*** DATA SHOWN ***

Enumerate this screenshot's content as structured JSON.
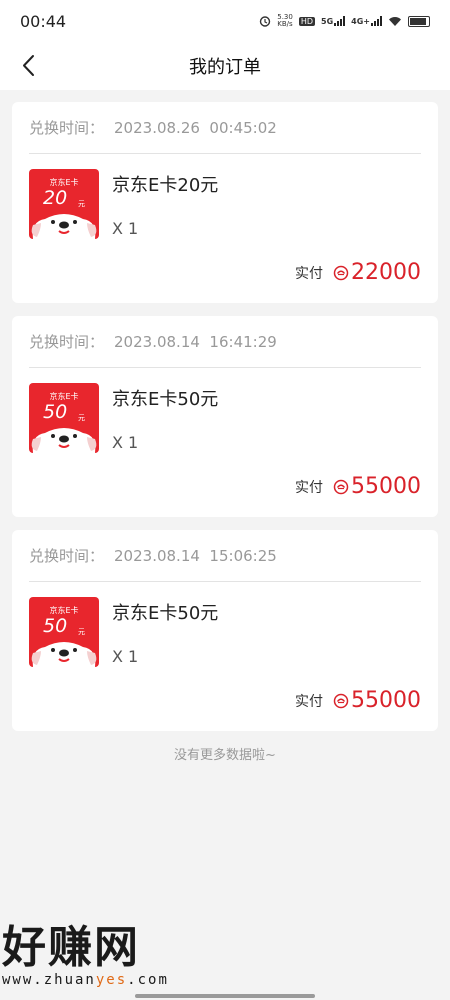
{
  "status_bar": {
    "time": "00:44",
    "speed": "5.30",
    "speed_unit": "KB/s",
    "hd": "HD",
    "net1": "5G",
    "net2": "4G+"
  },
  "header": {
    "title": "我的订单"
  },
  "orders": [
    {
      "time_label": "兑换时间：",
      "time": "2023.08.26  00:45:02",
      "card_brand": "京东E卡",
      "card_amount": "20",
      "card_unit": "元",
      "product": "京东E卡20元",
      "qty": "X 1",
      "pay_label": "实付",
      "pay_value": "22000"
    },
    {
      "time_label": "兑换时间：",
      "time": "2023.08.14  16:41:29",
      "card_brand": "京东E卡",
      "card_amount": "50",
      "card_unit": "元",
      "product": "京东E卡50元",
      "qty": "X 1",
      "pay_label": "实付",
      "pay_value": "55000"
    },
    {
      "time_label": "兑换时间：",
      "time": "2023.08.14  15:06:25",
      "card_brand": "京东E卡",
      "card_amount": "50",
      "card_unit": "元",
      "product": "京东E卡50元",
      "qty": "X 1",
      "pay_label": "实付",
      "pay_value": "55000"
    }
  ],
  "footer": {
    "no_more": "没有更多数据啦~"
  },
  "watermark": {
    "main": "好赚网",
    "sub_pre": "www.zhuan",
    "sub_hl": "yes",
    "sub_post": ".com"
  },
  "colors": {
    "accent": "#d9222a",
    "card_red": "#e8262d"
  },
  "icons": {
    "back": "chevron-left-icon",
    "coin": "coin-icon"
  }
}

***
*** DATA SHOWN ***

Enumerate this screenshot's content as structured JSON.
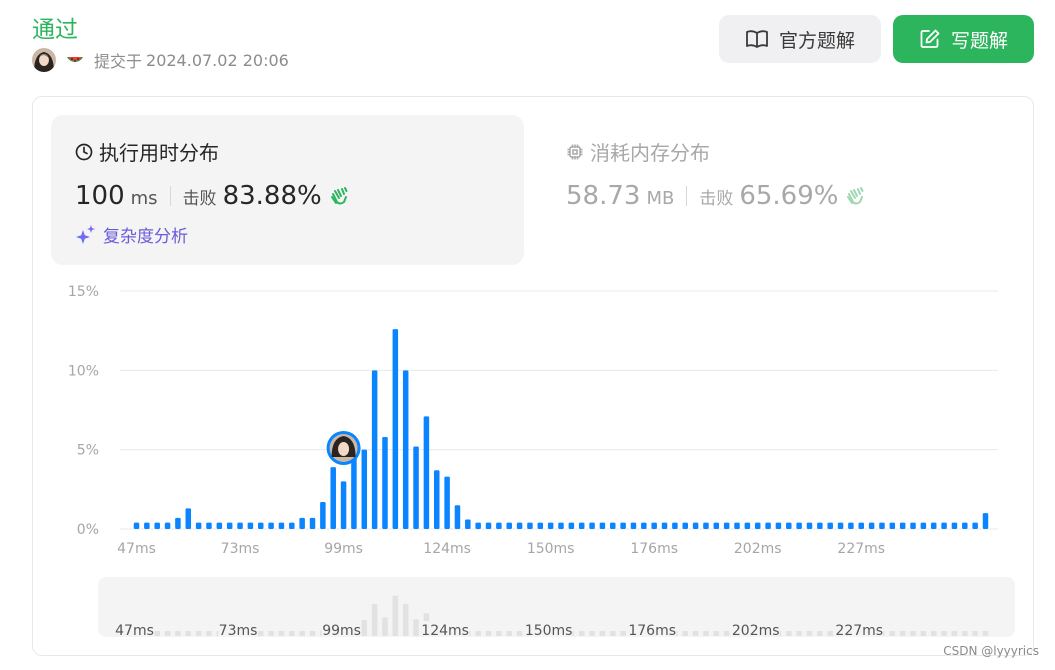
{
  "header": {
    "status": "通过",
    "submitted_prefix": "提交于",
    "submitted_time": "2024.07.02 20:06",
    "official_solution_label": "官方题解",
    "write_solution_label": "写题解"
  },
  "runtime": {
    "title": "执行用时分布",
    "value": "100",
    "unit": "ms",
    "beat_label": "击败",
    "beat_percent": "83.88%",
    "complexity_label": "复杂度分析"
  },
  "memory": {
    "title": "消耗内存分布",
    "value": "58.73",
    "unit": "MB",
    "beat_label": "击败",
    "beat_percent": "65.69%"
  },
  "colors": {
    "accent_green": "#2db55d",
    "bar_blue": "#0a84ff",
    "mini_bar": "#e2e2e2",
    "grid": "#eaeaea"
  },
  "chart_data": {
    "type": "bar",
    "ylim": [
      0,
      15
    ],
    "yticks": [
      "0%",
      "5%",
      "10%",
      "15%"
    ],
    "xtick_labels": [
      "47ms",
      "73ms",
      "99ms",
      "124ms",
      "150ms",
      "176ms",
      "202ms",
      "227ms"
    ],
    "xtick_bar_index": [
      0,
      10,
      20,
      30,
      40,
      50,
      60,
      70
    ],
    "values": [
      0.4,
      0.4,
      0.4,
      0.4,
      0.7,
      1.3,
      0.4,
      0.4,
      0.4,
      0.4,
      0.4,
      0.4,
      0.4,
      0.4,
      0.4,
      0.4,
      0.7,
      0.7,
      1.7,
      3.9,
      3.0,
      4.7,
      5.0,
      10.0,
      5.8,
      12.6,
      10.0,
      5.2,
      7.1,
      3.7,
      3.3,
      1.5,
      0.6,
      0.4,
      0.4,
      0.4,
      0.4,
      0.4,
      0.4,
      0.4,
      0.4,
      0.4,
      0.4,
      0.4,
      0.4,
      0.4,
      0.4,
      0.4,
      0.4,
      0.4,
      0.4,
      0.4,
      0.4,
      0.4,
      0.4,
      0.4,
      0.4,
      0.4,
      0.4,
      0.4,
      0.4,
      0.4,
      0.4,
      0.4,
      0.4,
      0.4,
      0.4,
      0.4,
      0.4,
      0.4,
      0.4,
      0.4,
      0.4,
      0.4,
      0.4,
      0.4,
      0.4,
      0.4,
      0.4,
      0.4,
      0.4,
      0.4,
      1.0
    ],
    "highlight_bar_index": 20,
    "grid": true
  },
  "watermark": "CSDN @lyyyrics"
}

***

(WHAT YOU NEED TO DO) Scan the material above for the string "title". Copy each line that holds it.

(WRITTEN ANSWER)
    "title": "我的订单"
    "title": "执行用时分布",
    "title": "消耗内存分布",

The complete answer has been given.